Tonawanda News — North Tonawanda Mayor Rob Ortt said he will push to borrow several hundred thousand dollars as part of the 2014 budget to counteract some of the problems that arose from last week’s severe storm.
As residents continue to clean-up flooded basements caused by 4.3 inches of rain in a two to three hour period Friday night and into Saturday, Ortt said he met this week with city Engineer Dale Marshall and Department of Public Works Chief Brad Rowles to begin the conversation about potential solutions.
“We had a lot of water in a short period of time,” Ortt said. “A lot of rain our system couldn’t handle.”
One of myriad issues that came about as a result of the heavy rains involved the city’s sewer and water intake systems, which collected 785 million gallons of water in less than 24 hours, vastly exceeding the municipality’s threshold, according to Marshall, and representing about five times the capacity the system can handle.
While Ortt said he recognizes that a storm of such magnitude is rare, in general, he believes they are becoming more common. He’ll begin discussions with common council members in the coming weeks, proposing the purchase of several gas-powered generators that could be permanently attached to some of the city’s 11 sanitary sewer pump stations.
As was the case on Friday, when the stations lose power they cease operations, leading DPW employees to rush portable generators to various pump stations across the city.
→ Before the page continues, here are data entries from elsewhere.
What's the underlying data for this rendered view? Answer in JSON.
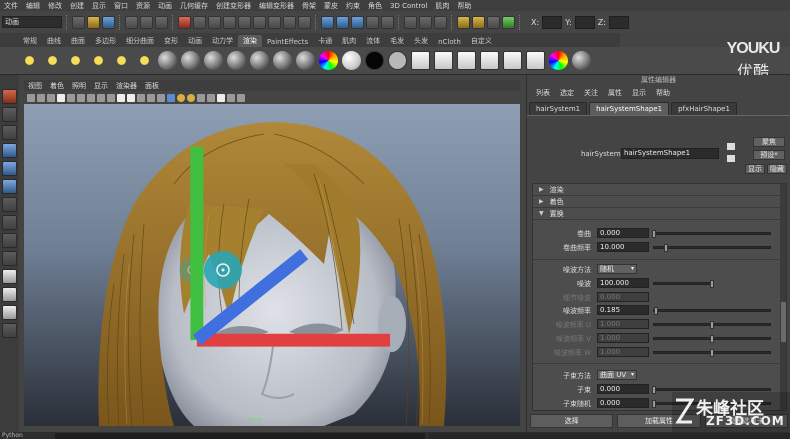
{
  "menubar": {
    "items": [
      "文件",
      "编辑",
      "修改",
      "创建",
      "显示",
      "窗口",
      "资源",
      "动画",
      "几何缓存",
      "创建变形器",
      "编辑变形器",
      "骨架",
      "蒙皮",
      "约束",
      "角色",
      "3D Control",
      "肌肉",
      "帮助"
    ]
  },
  "status": {
    "mode": "动画",
    "x_label": "X:",
    "y_label": "Y:",
    "z_label": "Z:"
  },
  "shelf": {
    "tabs": [
      "常规",
      "曲线",
      "曲面",
      "多边形",
      "细分曲面",
      "变形",
      "动画",
      "动力学",
      "渲染",
      "PaintEffects",
      "卡通",
      "肌肉",
      "流体",
      "毛发",
      "头发",
      "nCloth",
      "自定义"
    ],
    "active_tab": "渲染"
  },
  "watermark": {
    "line1": "YOUKU",
    "line2": "优酷"
  },
  "viewport": {
    "menu": [
      "视图",
      "着色",
      "照明",
      "显示",
      "渲染器",
      "面板"
    ],
    "camera_label": "persp",
    "colors": {
      "hair": "#a07a2e",
      "hair_dark": "#6e4f18",
      "skin": "#c9cdd4",
      "manip": "#2aa5b5"
    }
  },
  "attr_editor": {
    "title": "属性编辑器",
    "menu": [
      "列表",
      "选定",
      "关注",
      "属性",
      "显示",
      "帮助"
    ],
    "tabs": [
      "hairSystem1",
      "hairSystemShape1",
      "pfxHairShape1"
    ],
    "active_tab": "hairSystemShape1",
    "node_label": "hairSystem:",
    "node_value": "hairSystemShape1",
    "btn_focus": "聚焦",
    "btn_presets": "预设*",
    "btn_show": "显示",
    "btn_hide": "隐藏",
    "sections": [
      {
        "label": "渲染",
        "open": false
      },
      {
        "label": "着色",
        "open": false
      },
      {
        "label": "置换",
        "open": true
      }
    ],
    "attrs": {
      "curl": {
        "label": "卷曲",
        "value": "0.000",
        "fraction": 0.0
      },
      "curl_freq": {
        "label": "卷曲频率",
        "value": "10.000",
        "fraction": 0.1
      },
      "noise_method": {
        "label": "噪波方法",
        "value": "随机"
      },
      "noise": {
        "label": "噪波",
        "value": "100.000",
        "fraction": 1.0
      },
      "detail_noise": {
        "label": "细节噪波",
        "value": "0.000",
        "fraction": 0.0
      },
      "noise_freq": {
        "label": "噪波频率",
        "value": "0.185",
        "fraction": 0.02
      },
      "noise_freq_u": {
        "label": "噪波频率 U",
        "value": "1.000",
        "fraction": 0.5
      },
      "noise_freq_v": {
        "label": "噪波频率 V",
        "value": "1.000",
        "fraction": 0.5
      },
      "noise_freq_w": {
        "label": "噪波频率 W",
        "value": "1.000",
        "fraction": 0.5
      },
      "sub_method": {
        "label": "子束方法",
        "value": "曲面 UV"
      },
      "sub_clumps": {
        "label": "子束",
        "value": "0.000",
        "fraction": 0.0
      },
      "sub_rand": {
        "label": "子束随机",
        "value": "0.000",
        "fraction": 0.0
      }
    },
    "bottom": {
      "select": "选择",
      "load": "加载属性",
      "copy": "复制选项卡"
    }
  },
  "corner_wm": {
    "line1": "朱峰社区",
    "line2": "ZF3D.COM"
  },
  "cmdline": {
    "label": "Python"
  }
}
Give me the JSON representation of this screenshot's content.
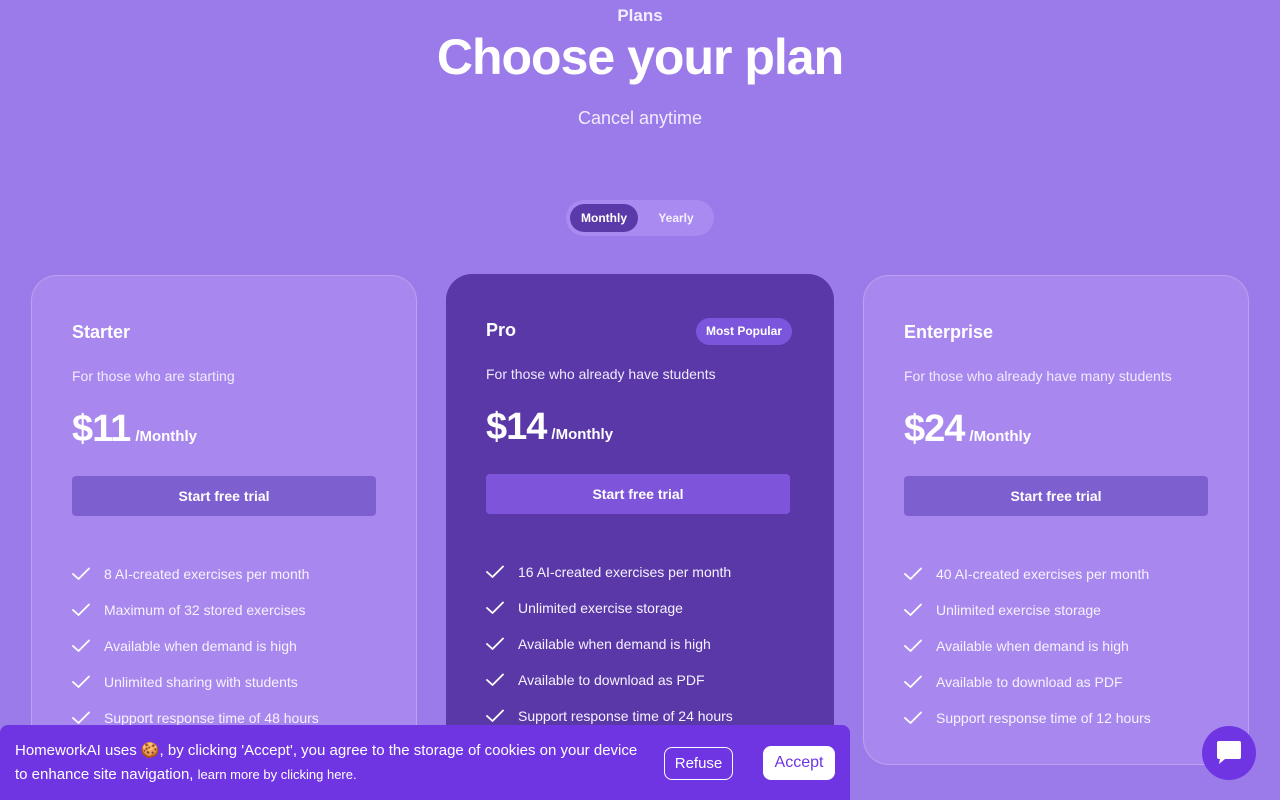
{
  "header": {
    "eyebrow": "Plans",
    "title": "Choose your plan",
    "subtitle": "Cancel anytime"
  },
  "billing_toggle": {
    "options": [
      "Monthly",
      "Yearly"
    ],
    "selected": "Monthly"
  },
  "plans": [
    {
      "name": "Starter",
      "description": "For those who are starting",
      "price": "$11",
      "period": "/Monthly",
      "cta": "Start free trial",
      "features": [
        "8 AI-created exercises per month",
        "Maximum of 32 stored exercises",
        "Available when demand is high",
        "Unlimited sharing with students",
        "Support response time of 48 hours"
      ]
    },
    {
      "name": "Pro",
      "badge": "Most Popular",
      "description": "For those who already have students",
      "price": "$14",
      "period": "/Monthly",
      "cta": "Start free trial",
      "features": [
        "16 AI-created exercises per month",
        "Unlimited exercise storage",
        "Available when demand is high",
        "Available to download as PDF",
        "Support response time of 24 hours"
      ]
    },
    {
      "name": "Enterprise",
      "description": "For those who already have many students",
      "price": "$24",
      "period": "/Monthly",
      "cta": "Start free trial",
      "features": [
        "40 AI-created exercises per month",
        "Unlimited exercise storage",
        "Available when demand is high",
        "Available to download as PDF",
        "Support response time of 12 hours"
      ]
    }
  ],
  "cookie_banner": {
    "text": "HomeworkAI uses 🍪, by clicking 'Accept', you agree to the storage of cookies on your device to enhance site navigation,",
    "link": "learn more by clicking here.",
    "refuse_label": "Refuse",
    "accept_label": "Accept"
  },
  "icons": {
    "feature_check": "check-icon",
    "chat": "chat-bubble-icon"
  },
  "colors": {
    "background": "#9b7bea",
    "pro_card": "#5a38a8",
    "accent": "#6f35e3"
  }
}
Ortt’s proposal would put permanent generators in place, avoiding some of those issues.
While that still may not have assuaged all of the flooding issues from the inordinately heavy rains last week, they would likely come through in most other situations, Ortt said.
Six more stations, called lifts, are utilized for water collection and are constructed to allow gravity to do the work, according to Marshall, before leading out to the city’s wastewater treatment plant.
Ortt said while the concept is in its infancy, with exact figures still being ascertained, early research indicates that the purchasing the generators for the hardest hit areas will cost in the range of $250,000 to $300,000.
He believes the investment would help alleviate some flooding in the city’s harder hit areas on Nash and Walck roads, Erie Avenue and Meadow Drive, adding that North Tonawanda has been hit with the same issue twice in the last several months.
“There has to be steps we can take to try and mitigate severe weather,” Ortt said. “It seems it’s becoming the norm.”
Ortt said the recent weather could also open up a conversation among council members regarding the city’s aged infrastructure — with antiquated clay water and sewer lines, some more than 100 years old, encompassing most of its capabilities. While the council has broached the topic in recent months, a blueprint is far from in place.
Contact reporter Michael Regan at 693-1000, ext. 4115.